▶ _TASK DIRECTIONS_:
Below are the records. Gather each line that holds "emner".

══════

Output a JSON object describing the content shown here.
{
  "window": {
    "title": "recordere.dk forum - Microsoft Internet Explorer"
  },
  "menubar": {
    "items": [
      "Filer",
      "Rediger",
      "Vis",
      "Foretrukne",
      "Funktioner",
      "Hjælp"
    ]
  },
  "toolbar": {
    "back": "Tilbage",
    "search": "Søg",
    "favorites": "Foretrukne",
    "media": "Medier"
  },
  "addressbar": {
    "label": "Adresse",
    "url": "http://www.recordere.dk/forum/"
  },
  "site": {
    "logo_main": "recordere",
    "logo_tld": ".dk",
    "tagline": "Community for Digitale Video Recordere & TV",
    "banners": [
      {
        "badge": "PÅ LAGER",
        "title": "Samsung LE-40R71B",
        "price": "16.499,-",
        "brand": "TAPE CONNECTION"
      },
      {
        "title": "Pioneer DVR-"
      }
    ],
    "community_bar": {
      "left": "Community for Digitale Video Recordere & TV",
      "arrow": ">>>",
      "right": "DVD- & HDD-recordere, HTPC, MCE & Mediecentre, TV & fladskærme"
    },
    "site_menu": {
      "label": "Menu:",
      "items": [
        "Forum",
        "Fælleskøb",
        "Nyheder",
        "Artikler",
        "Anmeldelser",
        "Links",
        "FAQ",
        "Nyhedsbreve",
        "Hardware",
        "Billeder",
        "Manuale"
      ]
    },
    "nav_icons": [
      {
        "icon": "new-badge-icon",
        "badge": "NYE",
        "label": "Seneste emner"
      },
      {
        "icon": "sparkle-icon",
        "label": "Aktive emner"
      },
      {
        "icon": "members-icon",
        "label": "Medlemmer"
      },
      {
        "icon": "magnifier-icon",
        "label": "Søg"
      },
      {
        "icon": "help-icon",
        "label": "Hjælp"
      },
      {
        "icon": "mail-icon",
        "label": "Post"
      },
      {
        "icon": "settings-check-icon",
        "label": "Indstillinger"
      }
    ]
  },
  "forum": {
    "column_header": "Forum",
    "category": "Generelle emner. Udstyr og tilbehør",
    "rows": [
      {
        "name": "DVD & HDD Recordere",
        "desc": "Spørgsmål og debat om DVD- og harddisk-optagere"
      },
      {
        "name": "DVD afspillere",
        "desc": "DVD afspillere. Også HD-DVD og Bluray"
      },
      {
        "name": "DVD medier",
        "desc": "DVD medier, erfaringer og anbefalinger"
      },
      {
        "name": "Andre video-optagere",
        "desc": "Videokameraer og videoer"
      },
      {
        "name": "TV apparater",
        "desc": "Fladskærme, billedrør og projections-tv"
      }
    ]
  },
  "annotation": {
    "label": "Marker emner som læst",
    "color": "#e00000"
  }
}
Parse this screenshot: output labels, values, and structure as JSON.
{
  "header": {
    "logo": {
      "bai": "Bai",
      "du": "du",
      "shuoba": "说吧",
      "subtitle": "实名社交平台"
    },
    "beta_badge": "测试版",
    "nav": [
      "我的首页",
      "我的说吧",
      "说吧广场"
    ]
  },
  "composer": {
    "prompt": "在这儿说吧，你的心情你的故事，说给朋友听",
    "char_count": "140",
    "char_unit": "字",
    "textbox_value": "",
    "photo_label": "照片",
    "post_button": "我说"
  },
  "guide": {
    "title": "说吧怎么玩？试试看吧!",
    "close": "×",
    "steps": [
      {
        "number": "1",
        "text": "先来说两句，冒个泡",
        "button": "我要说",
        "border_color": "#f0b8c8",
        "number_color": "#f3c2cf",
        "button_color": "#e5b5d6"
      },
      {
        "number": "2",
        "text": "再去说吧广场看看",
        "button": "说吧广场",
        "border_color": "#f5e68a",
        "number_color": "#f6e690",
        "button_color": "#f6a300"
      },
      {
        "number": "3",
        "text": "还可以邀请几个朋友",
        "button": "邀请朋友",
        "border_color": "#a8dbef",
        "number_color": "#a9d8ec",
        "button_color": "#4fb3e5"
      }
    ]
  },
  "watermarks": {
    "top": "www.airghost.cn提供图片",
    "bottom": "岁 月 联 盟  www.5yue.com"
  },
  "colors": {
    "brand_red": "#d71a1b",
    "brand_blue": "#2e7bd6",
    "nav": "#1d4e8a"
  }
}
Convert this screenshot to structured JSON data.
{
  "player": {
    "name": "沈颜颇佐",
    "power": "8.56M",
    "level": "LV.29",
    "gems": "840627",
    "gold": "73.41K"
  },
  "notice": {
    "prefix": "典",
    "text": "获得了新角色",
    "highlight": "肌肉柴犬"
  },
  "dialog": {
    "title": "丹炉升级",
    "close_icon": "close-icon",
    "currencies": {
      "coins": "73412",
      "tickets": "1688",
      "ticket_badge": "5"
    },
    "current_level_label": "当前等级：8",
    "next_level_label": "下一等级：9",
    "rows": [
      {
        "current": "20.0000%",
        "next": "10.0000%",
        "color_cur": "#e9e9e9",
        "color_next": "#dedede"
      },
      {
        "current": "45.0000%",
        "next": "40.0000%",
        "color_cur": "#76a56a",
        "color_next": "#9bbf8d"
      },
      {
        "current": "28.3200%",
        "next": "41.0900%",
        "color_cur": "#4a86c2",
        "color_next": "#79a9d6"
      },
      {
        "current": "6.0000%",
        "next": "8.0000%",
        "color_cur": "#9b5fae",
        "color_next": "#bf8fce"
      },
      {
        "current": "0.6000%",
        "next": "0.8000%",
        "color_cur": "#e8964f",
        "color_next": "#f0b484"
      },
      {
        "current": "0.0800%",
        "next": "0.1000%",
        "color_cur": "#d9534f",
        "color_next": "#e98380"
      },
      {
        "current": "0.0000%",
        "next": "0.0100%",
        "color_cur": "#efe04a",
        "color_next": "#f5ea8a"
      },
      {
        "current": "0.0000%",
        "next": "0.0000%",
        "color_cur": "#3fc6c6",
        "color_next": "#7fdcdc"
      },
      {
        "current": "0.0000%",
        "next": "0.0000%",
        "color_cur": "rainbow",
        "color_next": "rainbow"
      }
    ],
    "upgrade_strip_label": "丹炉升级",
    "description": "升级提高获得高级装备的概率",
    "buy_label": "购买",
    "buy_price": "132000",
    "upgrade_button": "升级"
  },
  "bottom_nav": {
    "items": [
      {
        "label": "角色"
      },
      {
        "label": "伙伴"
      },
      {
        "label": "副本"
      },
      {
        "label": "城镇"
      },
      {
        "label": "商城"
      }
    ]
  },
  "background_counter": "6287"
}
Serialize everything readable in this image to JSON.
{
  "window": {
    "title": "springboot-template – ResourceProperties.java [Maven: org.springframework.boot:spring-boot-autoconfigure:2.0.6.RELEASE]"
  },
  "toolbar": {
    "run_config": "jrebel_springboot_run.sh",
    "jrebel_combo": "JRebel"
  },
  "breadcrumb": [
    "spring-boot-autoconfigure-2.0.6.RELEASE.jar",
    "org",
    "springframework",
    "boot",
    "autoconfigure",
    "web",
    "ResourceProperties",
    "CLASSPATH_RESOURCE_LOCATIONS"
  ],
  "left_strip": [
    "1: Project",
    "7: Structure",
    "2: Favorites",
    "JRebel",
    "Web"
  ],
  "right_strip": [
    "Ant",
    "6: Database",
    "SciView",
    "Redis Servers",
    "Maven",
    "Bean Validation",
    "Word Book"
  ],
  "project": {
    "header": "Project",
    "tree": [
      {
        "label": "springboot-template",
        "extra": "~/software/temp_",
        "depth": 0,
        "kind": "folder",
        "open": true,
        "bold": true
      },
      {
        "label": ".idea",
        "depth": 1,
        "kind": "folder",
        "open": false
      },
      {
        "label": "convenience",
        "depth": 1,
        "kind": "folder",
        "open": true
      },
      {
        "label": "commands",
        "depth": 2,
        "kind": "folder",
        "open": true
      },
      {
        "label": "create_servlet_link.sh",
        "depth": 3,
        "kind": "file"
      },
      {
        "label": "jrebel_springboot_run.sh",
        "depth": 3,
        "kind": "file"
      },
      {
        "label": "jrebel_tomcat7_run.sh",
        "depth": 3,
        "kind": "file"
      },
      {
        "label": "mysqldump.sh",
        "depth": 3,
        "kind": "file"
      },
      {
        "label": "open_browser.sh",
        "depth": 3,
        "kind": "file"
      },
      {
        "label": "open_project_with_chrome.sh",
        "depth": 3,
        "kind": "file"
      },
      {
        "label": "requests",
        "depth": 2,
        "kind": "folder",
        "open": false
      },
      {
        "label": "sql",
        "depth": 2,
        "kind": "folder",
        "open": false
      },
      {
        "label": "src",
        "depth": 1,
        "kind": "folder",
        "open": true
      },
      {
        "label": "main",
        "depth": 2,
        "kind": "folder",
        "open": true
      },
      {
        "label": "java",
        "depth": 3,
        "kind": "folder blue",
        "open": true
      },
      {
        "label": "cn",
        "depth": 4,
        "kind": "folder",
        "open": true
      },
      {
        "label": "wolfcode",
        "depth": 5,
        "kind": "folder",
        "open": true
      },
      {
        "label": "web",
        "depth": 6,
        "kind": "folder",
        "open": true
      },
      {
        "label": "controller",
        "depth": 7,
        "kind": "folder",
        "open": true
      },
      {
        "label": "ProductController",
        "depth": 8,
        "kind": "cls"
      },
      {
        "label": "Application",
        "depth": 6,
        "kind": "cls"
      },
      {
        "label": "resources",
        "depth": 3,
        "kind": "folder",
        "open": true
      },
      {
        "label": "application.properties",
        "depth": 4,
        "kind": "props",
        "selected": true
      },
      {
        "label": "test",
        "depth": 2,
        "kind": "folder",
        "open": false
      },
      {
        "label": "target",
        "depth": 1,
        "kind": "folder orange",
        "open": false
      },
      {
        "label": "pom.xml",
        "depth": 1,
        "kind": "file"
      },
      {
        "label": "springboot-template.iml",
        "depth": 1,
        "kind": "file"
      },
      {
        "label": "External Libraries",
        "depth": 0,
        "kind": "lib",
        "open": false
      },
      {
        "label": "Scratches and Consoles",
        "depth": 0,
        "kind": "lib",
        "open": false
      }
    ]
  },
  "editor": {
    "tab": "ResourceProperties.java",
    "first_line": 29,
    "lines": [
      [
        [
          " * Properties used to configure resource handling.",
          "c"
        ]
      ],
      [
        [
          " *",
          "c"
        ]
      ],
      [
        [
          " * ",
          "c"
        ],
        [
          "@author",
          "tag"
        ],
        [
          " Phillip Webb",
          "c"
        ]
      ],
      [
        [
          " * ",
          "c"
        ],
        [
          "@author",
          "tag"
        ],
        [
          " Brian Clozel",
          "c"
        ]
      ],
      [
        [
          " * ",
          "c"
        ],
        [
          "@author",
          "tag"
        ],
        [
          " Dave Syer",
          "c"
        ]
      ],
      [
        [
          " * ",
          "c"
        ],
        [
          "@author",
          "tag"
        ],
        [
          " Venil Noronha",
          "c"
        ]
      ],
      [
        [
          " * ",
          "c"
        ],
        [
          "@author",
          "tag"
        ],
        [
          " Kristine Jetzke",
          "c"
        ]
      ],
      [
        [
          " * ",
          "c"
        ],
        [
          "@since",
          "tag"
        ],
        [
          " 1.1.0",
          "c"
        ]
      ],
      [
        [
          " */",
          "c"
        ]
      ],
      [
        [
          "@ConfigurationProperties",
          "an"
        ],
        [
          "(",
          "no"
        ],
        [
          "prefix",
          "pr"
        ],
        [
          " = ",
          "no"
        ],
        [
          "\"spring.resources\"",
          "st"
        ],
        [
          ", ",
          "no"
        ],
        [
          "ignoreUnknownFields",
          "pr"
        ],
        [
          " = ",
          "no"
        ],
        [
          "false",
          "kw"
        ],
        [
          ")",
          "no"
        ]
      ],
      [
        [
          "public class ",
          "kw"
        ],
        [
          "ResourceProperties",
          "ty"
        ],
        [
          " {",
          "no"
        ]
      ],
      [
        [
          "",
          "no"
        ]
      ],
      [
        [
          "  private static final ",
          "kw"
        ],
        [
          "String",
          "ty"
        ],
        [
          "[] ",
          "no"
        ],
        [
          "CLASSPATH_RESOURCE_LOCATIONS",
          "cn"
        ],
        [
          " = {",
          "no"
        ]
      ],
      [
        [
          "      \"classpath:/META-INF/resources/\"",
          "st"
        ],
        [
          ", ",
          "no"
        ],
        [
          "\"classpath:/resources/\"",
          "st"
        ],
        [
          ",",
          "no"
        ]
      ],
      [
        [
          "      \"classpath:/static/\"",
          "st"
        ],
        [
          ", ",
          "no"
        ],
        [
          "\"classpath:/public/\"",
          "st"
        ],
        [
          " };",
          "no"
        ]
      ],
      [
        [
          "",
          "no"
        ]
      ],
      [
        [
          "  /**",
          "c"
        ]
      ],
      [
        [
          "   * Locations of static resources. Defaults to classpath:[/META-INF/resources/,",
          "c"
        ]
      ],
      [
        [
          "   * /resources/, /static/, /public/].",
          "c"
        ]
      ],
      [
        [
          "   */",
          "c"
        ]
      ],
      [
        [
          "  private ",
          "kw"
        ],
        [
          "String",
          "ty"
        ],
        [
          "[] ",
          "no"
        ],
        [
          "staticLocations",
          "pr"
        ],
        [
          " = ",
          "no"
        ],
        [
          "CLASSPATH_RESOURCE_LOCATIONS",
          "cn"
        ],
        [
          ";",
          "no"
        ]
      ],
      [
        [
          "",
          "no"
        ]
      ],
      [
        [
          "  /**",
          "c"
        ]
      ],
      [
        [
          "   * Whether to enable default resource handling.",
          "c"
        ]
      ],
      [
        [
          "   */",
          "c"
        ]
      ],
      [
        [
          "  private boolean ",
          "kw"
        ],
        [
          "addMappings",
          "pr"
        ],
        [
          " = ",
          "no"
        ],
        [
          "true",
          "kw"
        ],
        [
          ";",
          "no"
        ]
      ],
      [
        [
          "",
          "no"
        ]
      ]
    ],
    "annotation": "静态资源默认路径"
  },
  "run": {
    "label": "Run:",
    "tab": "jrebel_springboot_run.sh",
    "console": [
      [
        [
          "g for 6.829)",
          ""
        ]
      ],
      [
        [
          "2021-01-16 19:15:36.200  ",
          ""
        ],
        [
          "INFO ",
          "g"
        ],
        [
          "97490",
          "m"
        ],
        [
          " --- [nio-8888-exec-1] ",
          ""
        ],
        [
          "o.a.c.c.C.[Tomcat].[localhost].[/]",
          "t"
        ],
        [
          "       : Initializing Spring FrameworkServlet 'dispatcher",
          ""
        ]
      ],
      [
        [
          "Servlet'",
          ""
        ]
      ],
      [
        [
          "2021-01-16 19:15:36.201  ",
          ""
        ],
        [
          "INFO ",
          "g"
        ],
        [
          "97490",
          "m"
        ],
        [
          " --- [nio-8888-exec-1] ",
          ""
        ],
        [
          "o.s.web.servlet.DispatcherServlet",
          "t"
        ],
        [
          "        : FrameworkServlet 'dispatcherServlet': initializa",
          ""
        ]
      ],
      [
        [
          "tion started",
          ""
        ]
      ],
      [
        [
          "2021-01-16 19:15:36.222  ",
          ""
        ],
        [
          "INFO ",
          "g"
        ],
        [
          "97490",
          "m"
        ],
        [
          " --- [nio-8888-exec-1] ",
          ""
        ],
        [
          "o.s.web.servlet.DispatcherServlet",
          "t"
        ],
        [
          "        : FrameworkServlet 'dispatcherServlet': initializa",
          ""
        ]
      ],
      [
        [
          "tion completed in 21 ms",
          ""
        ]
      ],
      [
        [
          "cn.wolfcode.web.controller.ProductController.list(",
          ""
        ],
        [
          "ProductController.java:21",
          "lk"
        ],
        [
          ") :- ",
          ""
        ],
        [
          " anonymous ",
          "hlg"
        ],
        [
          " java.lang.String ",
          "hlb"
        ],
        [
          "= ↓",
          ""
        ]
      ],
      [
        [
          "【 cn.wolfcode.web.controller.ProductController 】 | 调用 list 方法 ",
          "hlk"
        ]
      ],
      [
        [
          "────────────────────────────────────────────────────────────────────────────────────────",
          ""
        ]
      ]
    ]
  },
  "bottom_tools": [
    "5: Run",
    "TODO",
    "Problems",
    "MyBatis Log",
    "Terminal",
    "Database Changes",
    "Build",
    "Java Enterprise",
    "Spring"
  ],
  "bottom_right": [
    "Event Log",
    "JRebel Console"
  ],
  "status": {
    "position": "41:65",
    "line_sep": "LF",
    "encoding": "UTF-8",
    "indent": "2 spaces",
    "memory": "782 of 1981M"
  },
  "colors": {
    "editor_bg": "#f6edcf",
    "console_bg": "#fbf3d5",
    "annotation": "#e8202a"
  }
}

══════

▶ _ANSWER BOX_:
        "label": "Seneste emner"
        "label": "Aktive emner"
    "category": "Generelle emner. Udstyr og tilbehør",
    "label": "Marker emner som læst",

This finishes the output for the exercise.